Connecticut Child Support Enforcement Resource Center
- Connecticut Support Enforcement Measures
- Who Can Enforce Court Ordered Child Support in Connecticut
- Connecticut Child Support Services Caseload Statistics
- Interest on Missed Child Support Payments
- Statute of Limitations on Back Child Support
- Statute of Limitations for Determination of Paternity
- Age of Emancipation / Age of Majority
- How Are Child Support Payment Amounts Determined in Connecticut?
- Custody and Visitation Issues
Even if the non-custodial parent lives outside the state of Connecticut, the law requires cooperation between states. The non-custodial parent is legally required to make regular child support payments, regardless of where they live.
Connecticut Support Enforcement Measures
If a non-custodial parent does not pay child support, he or she is subject to enforcement measures in accordance with Federal and Connecticut child support law to collect regular and past-due payments.
- Witholding of income including wages, overtime pay, worker’s compensation, unemployment compensation, retirement benefits
- Contempt of court charges possibly resulting in probation or jail sentence
- Suspension of driver’s license, professional, occupational license, or recreational license
- Passport application denial
Who Can Enforce Court Ordered Child Support in Connecticut?
The Connecticut Bureau of Child Support Enforcement is the state-run child support enforcement office for Connecticut. The Connecticut Department of Social Services is required by federal law to provide services through Bureau of Child Support Enforcement (BCSE) and is funded by the federal government and the State of Connecticut.
|CT BUREAU OF CHILD SUPPORT ENFORCEMENT CASELOAD STATISTICS1|
|Full Time Equiv. Staff||453|
1 U.S. Office of Child Support Enforcement, Boxscores for FY 2005
Interest on Missed Child Support Payments
The State of Connecticut does not provide for interest charges on missed payments, retroactive support, or adjudicated arrears.
Connecticut Statute of Limitations on Back Child Support Payments (Arrears)
There is no statute of limitations in Connecticut for enforcement of child support arrears.
Connecticut Statute of Limitations for Determination of Paternity
The statute of limitations in Connecticut for establishment of paternity 18 years of age.
Age of Emancipation / Age of Majority in Connecticut
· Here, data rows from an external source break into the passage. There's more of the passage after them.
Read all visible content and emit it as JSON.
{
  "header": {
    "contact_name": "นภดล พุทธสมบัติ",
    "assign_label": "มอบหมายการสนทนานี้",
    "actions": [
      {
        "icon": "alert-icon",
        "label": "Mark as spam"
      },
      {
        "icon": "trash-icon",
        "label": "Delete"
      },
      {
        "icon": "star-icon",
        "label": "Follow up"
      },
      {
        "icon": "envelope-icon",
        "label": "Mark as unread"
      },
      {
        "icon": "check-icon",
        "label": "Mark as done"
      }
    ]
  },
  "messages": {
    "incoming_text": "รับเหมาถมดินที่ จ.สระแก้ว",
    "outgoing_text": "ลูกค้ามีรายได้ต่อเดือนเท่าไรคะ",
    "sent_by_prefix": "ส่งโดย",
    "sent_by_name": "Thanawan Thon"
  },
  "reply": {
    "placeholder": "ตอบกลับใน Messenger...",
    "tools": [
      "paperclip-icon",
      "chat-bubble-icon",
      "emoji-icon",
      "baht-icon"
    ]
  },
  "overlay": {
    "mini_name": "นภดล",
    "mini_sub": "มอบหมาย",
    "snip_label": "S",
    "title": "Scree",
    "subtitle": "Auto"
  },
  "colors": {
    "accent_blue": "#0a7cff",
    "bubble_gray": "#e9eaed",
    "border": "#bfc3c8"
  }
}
The age of majority in Connecticut is 18 except in cases where decree of dissolution of marriage, legal separation or annulment is entered on or after July 1, 1994 in accordance with CGS Sec. 46b-84, support continues for unmarried children residing with a parent until completion of 12th grade or the age of nineteen, whichever first occurs. CGS §17b-745, 46b-171, 46b-172 and 46b-215 amended October 1, 2004, extends the support liability of parents who are subject to the provisions of these statutes to age 19 for unmarried children who remain full-time high school students.
Support obligation may be extended past the age of majority if the child lives with a parent and has mental retardation, or a mental or physical disability, until age 21 in cases of dissolution of marriage, legal separation or annulment, for orders entered on or after October 1, 1997, in accordance with CGS Sec. 46b-84.
How Are Child Support Payment Amounts Determined in Connecticut?
Connecticut courts follow mandatory guidelines in an effort to make fair and consistent child support orders. The Connecticut Child Support and Arrearage Guidelines are regulations which provide a formula to determine the child support payment amount. The Guidelines use the combined income of the mother and the father and the number of children to determine a child support amount.
The Connecticut Child Support and Arrearage Guidelines may be downloaded from the Judicial Branch website.
Custody and Visitation Issues
Child support and visitation rights are separate issues. The court determines both and will usually order the non-custodial parent to pay support and the custodial parent to make the child available for visits.
The custodial parent must obey the court order for visitation, even if the non-custodial parent cannot or will not pay child support. The court can enforce any of its orders against either parent.